OPINION: Shaming people for their views does not address the harm of their perspectives



It’s nearly impossible nowadays to scroll through Twitter and miss who’s fallen prey to the vigorous jaws of cancel culture. Just last week, I was completing my usual routine of waking up in the morning and checking Twitter like the newspaper and I found out that Gina Rodriguez had been canceled—again. 

This time, however, she was caught saying the n-word on her Instagram story while attempting to sing along to the Fugees’ “Ready or Not.” In minutes, the video was circulating on Twitter, her name was trailed by backlash, and the memes began to flourish. 

Soon after deleting the video from her story, she publicly apologized via the iPhone Notes App—another important trait to the aftermaths of cancel culture. But it meant little to nothing to the Twitter users who had been waiting to drag her name through filth.

Gina Rodriguez is just one of many celebrities who have had their reputation tainted by cancel culture, leaving their PR team scrambling to clean their client’s image. Since the wake of the #MeToo movement, Twitter has become the hotspot for calling out celebrities who have done or said something problematic thus resorting to this idea of “canceling” someone as a means of ending their career.  

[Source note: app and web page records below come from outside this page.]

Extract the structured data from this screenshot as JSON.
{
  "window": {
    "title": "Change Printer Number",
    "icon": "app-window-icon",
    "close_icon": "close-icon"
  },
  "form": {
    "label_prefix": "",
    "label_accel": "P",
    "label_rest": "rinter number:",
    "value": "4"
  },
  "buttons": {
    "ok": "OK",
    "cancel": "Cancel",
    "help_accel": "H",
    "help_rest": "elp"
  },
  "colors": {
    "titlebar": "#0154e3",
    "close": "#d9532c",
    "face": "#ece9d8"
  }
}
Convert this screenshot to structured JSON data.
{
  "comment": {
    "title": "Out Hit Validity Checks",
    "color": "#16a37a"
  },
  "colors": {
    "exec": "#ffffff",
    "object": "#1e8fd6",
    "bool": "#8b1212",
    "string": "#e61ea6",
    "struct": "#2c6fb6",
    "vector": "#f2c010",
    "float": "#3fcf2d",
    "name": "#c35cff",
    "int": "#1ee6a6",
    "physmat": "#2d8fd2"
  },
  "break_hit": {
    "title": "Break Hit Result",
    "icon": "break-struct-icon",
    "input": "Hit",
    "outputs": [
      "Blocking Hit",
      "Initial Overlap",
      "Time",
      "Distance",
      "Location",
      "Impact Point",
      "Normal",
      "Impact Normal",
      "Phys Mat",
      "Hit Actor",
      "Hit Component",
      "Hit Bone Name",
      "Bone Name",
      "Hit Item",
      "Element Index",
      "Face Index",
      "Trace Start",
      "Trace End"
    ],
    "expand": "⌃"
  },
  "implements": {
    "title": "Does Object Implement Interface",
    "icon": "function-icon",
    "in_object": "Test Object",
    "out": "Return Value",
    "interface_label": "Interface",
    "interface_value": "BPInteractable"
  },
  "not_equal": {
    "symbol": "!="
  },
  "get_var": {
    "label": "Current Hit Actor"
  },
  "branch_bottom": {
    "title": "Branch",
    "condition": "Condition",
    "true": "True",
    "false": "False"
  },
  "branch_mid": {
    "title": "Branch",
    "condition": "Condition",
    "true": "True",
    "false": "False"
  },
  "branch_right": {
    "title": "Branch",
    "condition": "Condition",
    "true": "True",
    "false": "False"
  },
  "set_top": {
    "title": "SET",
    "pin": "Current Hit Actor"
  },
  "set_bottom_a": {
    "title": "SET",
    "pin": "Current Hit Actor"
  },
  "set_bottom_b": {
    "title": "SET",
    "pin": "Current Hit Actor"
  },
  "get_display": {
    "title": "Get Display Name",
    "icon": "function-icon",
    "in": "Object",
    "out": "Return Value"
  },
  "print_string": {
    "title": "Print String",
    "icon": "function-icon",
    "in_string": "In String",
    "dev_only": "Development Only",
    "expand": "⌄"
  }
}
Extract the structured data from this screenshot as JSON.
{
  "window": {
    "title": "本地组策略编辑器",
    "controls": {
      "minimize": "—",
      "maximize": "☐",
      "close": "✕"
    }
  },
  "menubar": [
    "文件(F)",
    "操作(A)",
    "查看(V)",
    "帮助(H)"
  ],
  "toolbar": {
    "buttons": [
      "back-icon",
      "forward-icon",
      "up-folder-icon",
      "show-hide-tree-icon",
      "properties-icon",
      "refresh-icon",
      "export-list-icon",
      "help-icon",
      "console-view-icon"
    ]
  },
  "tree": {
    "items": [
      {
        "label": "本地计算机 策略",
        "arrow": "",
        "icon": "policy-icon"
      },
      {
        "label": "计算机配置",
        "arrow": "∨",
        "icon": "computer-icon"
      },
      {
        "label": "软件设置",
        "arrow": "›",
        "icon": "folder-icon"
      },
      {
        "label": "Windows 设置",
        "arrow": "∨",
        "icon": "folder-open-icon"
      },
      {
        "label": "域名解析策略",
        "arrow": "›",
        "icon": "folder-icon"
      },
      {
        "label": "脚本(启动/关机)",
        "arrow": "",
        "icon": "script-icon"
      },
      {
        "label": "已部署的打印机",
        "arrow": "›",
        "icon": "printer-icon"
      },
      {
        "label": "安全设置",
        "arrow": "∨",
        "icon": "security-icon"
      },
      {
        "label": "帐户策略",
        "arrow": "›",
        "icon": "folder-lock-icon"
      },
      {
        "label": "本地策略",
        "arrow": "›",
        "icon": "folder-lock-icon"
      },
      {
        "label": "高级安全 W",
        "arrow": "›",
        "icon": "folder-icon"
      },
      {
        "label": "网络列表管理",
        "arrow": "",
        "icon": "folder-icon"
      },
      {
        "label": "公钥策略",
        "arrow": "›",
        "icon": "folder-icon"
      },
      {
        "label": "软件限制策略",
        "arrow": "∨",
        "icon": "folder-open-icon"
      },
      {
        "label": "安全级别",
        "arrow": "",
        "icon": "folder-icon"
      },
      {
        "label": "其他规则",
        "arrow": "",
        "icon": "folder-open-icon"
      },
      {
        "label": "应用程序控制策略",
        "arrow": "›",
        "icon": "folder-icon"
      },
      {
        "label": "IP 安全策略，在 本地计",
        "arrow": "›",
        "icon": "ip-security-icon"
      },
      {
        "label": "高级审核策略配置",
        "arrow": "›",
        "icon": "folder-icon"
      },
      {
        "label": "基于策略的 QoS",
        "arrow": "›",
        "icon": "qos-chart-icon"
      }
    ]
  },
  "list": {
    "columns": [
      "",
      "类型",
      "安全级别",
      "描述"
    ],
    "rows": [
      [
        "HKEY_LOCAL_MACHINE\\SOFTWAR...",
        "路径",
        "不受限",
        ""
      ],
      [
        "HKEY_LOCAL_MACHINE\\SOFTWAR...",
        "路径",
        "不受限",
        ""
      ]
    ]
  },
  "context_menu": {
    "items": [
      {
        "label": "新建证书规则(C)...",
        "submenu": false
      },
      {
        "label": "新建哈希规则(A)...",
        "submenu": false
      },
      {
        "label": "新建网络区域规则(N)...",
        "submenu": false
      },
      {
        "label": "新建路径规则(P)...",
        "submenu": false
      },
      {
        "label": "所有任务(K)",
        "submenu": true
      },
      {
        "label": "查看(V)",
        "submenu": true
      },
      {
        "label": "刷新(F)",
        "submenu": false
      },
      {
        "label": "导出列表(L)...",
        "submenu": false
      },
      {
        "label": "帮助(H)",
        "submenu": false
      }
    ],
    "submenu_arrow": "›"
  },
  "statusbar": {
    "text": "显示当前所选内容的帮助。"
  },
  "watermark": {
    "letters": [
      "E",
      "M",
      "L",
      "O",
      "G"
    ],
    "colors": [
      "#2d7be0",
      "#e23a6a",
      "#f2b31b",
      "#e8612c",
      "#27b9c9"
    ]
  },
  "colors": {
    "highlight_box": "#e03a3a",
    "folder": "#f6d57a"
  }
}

The word problematic has been defined in many different ways. Issues have ranged from Kevin Hart’s homophobic tweets from 2011 that forced him to step down as the host for the Oscars’ this past February to more legal battles such as Harvey Weinstein who has inarguably been expelled from the film industry for sexually assaulting and harassing many women. 

But is ‘canceling’ someone an effective means of addressing the harm that’s been done and preventing more problematic behavior in the future? 

It’s a debate that’s beginning to surface on social media platforms as sensitivity towards celebrities and politicians begin to rise. To answer that question, it’s important to look at what cancel culture has —or has not— accomplished.

When Gina Rodriguez got ‘canceled’ last week on Twitter, I pointed out that it wasn’t the first time. She’s been called out before on social media platforms for her anti-Black rhetoric stemming from her desire to see more Latinx representation. 

“We’ve called her out before but it’s all temporary,” said Catalina Torres, a first-year student. “Canceling Gina Rodriguez after saying the n-word or using anti-Black rhetoric is just fast-fashion because people are bound to stop talking about it after a month or so.” 

Gina Rodriguez’s instagram story in which she was caught saying the n-word was just fuel to the fire for the many people who have been rightfully offended and frustrated with her past comments. All we truly gained from canceling her again was an apology post from her on Instagram— which many Twitter users found to be insincere— and a social media hiatus that most ‘canceled’ celebrities take for as long as people are talking about it.

“Cancel culture is just click-bait” said Andres Benites, a third-year student. “If someone says that someone has been canceled, it means nothing to me because I don’t understand why they have canceled.” 

It is common knowledge that when someone does or says something harmful, they don’t learn from being shunned. The ‘cancel culture’ approach is reactionary and doesn’t take advantage of the opportunities we have to better educate those with power in our society. 

“It’s almost like an internet campaign that begins on Twitter with the goal of erasing someone after they have done something harmful” said Illana Blattner, a fourth-year student who actively uses Twitter. “It’s important to call people out but most of the time it’s blown out of proportion.” 

I’m sure many of us wouldn’t be too proud about our tweets from 2011, but that doesn’t mean there can’t be room to grow from our mistakes and to be proactive about our behavior so that we are not causing further harm.  

Just to be clear, however, the responsibility to educate those who have done or said something problematic should be everyone’s; not just those who have been harmed because of the wrongdoing. 

That being said, there is a fine line between someone who has done something problematic and someone who has intentionally committed acts of violence, physical or not physical.

 Harvey Weinstein, for example, is someone who deserves to be more than just canceled. He spent years, if not decades, causing intentional harm to many women and made a huge profit off of the power he had over them. 

Although I do hope he understands the harm his actions have caused on a lot of people, I would also hope that he faces the long list of repercussions that are deserving of someone who has that much power and intentionally chooses to abuse it. 

Cancel culture should remind us that we have work to do when it comes to addressing problems especially when it involves people who hold a lot of power in our society.